Who Wrote That Flynn Tweet, Trump or Dowd? It Hardly Matters—Both Answers Are Horrible for Trump
And now Dowd is saying that by definition, a president can’t obstruct justice. Pretty sure there are some people out there who’d beg to differ.
President Trump believed that then-national security adviser Michael Flynn probably told the FBI the same lies that he told Vice President Mike Pence.
In journalism, we are taught to avoid using too many words like “believed” and “probably,” but this is the only way to describe the latest spin coming from Donald Trump’s personal lawyer. It is meant to clean up a much less nuanced tweet Trump sent, saying he had to fire Flynn “because he lied to the Vice President and the FBI.”
Trump’s personal lawyer, John Dowd, had already taken the blame for drafting the tweet. But now, according to The Washington Post, Dowd is also saying that “Trump knew generally that Flynn’s account to the FBI and Pence (his claim to have never spoken with then-Russian ambassador Sergey Kislyak about sanctions) were similar…”
Pardon me if I don’t see how this latest revelation helps Dowd’s client. Even with this new explanation, we are left with the impression that Trump assumed Flynn had committed a felony. That didn’t stop Trump from pressuring then-FBI director James Comey to go easy on him—or from firing Comey when he didn’t.
I’m no legal scholar, but the distinction that Trump believed something as opposed to knowing it might not quell the allegations that he obstructed justice.
Perhaps this is why Dowd is now telling Axios that “the president cannot obstruct justice.” (Or, as Richard Nixon said, “When the president does it, that means it’s not illegal.”)
Is it just me, or would Trump be better off if John Dowd quit talking? Honestly, I’m not sure which constitutes the greater potential liability, John Dowd’s comments to the media or Trump’s Twitter feed.
It is, perhaps, worth restating the obvious: This potentially damning information wouldn’t even be known had Donald Trump not voluntarily injected it into the public sphere. This is a pattern.

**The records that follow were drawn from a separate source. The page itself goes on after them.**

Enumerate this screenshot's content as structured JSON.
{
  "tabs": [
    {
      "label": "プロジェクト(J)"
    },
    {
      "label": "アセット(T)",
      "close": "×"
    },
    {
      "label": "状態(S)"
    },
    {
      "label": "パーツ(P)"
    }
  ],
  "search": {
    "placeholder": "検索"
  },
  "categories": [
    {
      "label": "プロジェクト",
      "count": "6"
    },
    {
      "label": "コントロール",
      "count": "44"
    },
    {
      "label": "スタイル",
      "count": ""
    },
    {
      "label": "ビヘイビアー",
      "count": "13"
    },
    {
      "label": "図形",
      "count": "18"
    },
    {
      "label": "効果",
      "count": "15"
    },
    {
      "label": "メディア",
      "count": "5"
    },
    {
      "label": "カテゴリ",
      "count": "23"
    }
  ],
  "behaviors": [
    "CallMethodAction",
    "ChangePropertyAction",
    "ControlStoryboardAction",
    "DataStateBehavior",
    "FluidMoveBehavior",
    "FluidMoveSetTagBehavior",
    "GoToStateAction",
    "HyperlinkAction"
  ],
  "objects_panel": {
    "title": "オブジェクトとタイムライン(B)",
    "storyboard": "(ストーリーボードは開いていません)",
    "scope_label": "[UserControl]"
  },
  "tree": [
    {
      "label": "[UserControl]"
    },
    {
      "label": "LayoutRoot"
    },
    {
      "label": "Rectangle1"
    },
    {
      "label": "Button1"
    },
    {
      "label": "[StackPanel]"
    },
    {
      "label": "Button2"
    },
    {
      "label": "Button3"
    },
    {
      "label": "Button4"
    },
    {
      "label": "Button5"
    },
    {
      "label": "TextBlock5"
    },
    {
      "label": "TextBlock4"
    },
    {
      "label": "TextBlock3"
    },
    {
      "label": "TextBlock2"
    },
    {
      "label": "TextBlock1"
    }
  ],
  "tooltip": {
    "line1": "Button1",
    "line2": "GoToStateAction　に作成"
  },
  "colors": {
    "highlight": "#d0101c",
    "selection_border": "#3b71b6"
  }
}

Federal judges have cited Trump’s tweets about a “Muslim ban” as an excuse to challenge his original travel ban executive order. One Maryland district court cited a particularly offensive Trump tweet when rendering his decision: “Particularly where, in August 2017, President Trump tweeted a statement that a method hostile to Islam — shooting Muslims with bullets dipped in pig’s blood — should be used to deter future terrorism, there is no record of public statements showing any change in the president’s intentions relating to a Muslim ban,” he concluded.
Even if you believe a president should be afforded wide latitude in matters involving national security and immigration, it is obvious that Trump’s tweets complicate his own stated goals. After Trump criticized his own Justice Department for drafting a “watered down” version, George Conway, a respected attorney, an ostensible Trump supporter, and the husband of Kellyanne Conway, tweeted his disapproval.
Conway also told NBC News that “the point cannot be stressed enough that tweets on legal matters seriously undermine the administration’s agenda and president, and those who support him, as I do, need to reinforce that point and not be shy about it.”
Another example: After a terrorist plowed over pedestrians on a bike path in New York City this past Halloween, Trump also took to Twitter. “He killed 8 people, badly injured 12. SHOULD GET DEATH PENALTY!” Trump averred. It has been suggested that this will make it less likely that the suspect will receive the death penalty, because it could be seen as an attempt to influence the court or a jury pool.
That same day, a federal judge temporarily blocked Trump’s transgender military ban, based at least partly on his tweets.
There are plenty of arguments for why Trump should step away from his smartphone, but the most compelling might just be that he inadvertently creates legal problems for the causes he advocates—and for himself.
“I would just say this with the president: There’s an ongoing criminal investigation,” Sen. Lindsey Graham said on Face the Nation. “You tweet and comment regarding ongoing criminal investigations at your own peril.”
This is also sure to spark a debate over whether things admitted to on Twitter constitute an official statement. Dowd is claiming that “A tweet is a shorthand.” But the White House has said that Trump’s tweets constitute “official statements.”
The new “a tweet is just a tweet” paradigm is a predictable argument to make when it becomes clear that the social network has become a net-negative—and yet, everyone knows the principal won’t abandon the medium. The only way to manage it is to suggest that Twitter doesn’t really count as speech.
In any event, this is where we have arrived. Observers have long warned that Trump’s tweets, while sometimes effective, were tremendously risky. Typically, the reasons cited involve public relations gaffes, as well as more serious concerns about roiling financial markets or inadvertently provoking an international incident. But it turns out that the greatest victim of Trump’s stream-of-conscious tweets clearly is Donald Trump himself. There is, at least, a chance that the “live by the tweet/die by the tweet” maxim might hold true—that information Trump voluntarily gave us, via a tweet about Mike Flynn, could be the thing that hands his political opponents their heretofore most potent weapon. Nothing would be more ironic.